▶ _What you need to do_:
Which lines should be repeated? Exactly the one containing "Read all visible content and emit it as JSON." and every line after it through the end of the entries below.

▶ _Dataset excerpts_:
• • • • • • •
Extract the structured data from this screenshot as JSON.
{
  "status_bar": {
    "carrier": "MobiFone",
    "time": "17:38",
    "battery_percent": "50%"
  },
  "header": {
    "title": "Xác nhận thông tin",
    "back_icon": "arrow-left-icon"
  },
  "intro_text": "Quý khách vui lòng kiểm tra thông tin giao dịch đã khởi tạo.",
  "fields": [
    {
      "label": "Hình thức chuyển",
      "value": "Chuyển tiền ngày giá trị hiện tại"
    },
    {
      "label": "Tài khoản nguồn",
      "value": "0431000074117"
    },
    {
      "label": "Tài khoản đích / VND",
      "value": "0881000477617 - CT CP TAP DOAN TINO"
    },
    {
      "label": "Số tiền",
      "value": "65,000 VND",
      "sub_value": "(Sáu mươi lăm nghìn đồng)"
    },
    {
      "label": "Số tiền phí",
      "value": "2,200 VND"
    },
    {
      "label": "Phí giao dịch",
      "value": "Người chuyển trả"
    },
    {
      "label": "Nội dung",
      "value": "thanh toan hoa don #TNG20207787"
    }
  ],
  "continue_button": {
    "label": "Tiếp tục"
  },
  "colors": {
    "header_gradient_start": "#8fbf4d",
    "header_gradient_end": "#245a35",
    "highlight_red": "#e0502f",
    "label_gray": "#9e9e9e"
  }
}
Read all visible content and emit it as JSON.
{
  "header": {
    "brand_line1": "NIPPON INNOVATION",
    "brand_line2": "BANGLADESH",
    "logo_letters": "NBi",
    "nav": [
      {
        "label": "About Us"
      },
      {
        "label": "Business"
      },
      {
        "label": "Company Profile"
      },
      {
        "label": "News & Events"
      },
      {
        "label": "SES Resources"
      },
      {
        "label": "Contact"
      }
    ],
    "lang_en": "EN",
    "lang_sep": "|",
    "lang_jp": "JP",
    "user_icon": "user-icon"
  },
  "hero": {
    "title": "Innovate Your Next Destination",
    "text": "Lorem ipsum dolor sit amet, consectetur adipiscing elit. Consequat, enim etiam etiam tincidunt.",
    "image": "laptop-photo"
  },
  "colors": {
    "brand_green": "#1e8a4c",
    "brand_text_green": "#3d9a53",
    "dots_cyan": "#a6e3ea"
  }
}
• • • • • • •
▶ _Answer to the problem_:
Read all visible content and emit it as JSON.
{
  "header": {
    "brand_line1": "NIPPON INNOVATION",
    "brand_line2": "BANGLADESH",
    "logo_letters": "NBi",
    "nav": [
      {
        "label": "About Us"
      },
      {
        "label": "Business"
      },
      {
        "label": "Company Profile"
      },
      {
        "label": "News & Events"
      },
      {
        "label": "SES Resources"
      },
      {
        "label": "Contact"
      }
    ],
    "lang_en": "EN",
    "lang_sep": "|",
    "lang_jp": "JP",
    "user_icon": "user-icon"
  },
  "hero": {
    "title": "Innovate Your Next Destination",
    "text": "Lorem ipsum dolor sit amet, consectetur adipiscing elit. Consequat, enim etiam etiam tincidunt.",
    "image": "laptop-photo"
  },
  "colors": {
    "brand_green": "#1e8a4c",
    "brand_text_green": "#3d9a53",
    "dots_cyan": "#a6e3ea"
  }
}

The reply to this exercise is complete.